Criteria: Appointment as the Vicky Blair Fellow in Vascular Surgery shall be made according to normal University practices and by the Selection Committee consisting of the Chair of the Division of Vascular Surgery at The University of Western Ontario, one other division member and one additional member from the Faculty of Medicine & Dentistry named by the Chair of the Division. Mr. Blair will have input as to the membership of the Committee, but the Committee, in its sole discretion, will select the Fellow.

At the time of initial appointment, the appointee will be a resident, post-doctoral fellow, or junior faculty member in the Faculty of Medicine & Dentistry or a physician working in the area of vascular surgery in the community. Each appointment will be for one year and is not renewable. However, a recipient may receive the Fellowship again provided she/he is selected in accordance with the process as set out herein. The stipend provided to the holder of the Fellowship will terminate upon completion of the term. At the completion of the Fellowship, the Fellow will write a brief report addressed to the chair of the Selection Committee who will share this report with Mr. Blair.

Reporting: The Division of Vascular Surgery agrees to provide a formal annual report to Mr. Blair or others as instructed, regarding all activities of the holder of the Fellowship.

The name of the Fellowship will be mentioned in any scientific or public activity in the medical community in which the holder of the Fellowship is engaged as part of the program.


1. 2001-2002 Planning Guidelines

See Annex 4. Dr. Moran will provide an oral report at the meeting.

2. Quarterly Financial Report: Operating and Ancillary Budgets

See Annex 5.

3. Report on Scholarships

See Annex 6.

4. Report on Environmental Incidents and/or Safety Incidents

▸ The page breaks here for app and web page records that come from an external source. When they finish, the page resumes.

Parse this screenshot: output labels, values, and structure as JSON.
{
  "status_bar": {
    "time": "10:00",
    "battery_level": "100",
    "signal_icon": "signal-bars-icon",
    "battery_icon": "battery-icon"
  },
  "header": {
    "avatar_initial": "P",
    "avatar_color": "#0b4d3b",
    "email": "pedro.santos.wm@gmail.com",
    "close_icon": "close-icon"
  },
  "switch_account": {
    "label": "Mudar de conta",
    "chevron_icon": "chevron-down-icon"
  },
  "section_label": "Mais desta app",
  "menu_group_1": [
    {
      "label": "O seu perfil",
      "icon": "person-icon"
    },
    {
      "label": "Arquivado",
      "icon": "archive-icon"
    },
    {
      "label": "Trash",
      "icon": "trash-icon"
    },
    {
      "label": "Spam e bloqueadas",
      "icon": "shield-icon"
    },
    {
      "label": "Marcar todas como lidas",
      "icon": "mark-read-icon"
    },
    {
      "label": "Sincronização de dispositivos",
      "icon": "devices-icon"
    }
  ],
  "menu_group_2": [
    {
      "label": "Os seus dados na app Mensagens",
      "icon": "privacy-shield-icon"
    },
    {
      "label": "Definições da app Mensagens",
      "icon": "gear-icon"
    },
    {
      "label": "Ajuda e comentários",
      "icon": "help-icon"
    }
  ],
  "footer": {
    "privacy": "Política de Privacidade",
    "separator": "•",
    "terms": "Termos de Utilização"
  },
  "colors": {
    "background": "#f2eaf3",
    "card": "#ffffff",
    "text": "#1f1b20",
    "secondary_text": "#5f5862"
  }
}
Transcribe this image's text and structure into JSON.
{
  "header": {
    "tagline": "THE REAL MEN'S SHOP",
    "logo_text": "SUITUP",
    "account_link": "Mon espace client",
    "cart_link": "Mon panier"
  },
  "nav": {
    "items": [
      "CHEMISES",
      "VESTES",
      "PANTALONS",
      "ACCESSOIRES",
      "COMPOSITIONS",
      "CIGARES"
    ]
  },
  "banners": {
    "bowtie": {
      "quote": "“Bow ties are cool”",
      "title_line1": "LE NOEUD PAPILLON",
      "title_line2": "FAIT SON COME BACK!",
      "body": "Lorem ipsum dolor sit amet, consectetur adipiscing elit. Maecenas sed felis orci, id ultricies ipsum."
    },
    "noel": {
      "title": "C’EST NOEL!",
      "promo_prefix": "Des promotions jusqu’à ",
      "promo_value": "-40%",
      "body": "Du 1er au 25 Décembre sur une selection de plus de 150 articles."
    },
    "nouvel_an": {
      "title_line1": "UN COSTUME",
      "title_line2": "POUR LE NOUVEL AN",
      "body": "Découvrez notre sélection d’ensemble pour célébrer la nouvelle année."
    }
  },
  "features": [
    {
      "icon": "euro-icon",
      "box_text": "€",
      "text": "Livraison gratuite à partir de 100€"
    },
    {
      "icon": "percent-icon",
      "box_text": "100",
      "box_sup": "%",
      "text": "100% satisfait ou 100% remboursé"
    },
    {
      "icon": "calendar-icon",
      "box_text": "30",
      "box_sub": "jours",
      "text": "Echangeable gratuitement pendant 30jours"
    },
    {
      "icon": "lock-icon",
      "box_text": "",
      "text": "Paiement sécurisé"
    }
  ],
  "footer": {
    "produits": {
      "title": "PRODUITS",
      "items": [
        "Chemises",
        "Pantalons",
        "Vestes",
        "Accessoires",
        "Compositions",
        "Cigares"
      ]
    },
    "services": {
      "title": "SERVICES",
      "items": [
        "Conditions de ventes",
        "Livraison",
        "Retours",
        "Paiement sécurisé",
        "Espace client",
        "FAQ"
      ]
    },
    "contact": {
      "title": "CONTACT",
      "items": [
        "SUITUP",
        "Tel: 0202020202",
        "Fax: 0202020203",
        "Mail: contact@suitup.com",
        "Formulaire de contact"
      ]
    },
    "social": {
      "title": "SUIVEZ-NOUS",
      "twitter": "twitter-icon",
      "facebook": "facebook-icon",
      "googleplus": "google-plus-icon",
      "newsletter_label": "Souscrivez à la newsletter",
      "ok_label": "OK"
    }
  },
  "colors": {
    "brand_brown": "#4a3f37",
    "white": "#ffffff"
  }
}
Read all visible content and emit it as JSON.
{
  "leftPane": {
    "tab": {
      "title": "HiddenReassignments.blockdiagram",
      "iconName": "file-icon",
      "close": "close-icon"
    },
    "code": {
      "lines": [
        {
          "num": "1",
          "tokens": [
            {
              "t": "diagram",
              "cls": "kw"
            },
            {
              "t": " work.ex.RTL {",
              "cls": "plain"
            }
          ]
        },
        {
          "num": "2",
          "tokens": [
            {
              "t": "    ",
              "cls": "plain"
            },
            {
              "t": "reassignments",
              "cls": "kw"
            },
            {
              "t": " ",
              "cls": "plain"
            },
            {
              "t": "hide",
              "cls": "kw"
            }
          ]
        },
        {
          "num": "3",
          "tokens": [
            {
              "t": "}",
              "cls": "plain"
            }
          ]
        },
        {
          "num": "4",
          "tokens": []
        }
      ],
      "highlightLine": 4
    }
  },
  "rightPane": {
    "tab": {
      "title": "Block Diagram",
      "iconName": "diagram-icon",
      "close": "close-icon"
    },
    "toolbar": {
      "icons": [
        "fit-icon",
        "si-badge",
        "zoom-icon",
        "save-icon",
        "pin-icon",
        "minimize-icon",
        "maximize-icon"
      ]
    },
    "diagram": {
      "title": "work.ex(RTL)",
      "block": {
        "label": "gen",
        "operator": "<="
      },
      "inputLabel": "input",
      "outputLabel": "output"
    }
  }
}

Critical Injury Accident

On Monday September 18, 2000 at approximately 6:15 p.m., an employee was carrying some coins to her cash register in the UCC. She rounded the corner of the cash counter when she slipped on a recently mopped floor. When she fell, she hit her arm on the counter and stool. The wet area of the floor had been posted with a "slippery when wet" sign. As a result of the fall, she suffered a fractured left humerus and fractured left femur.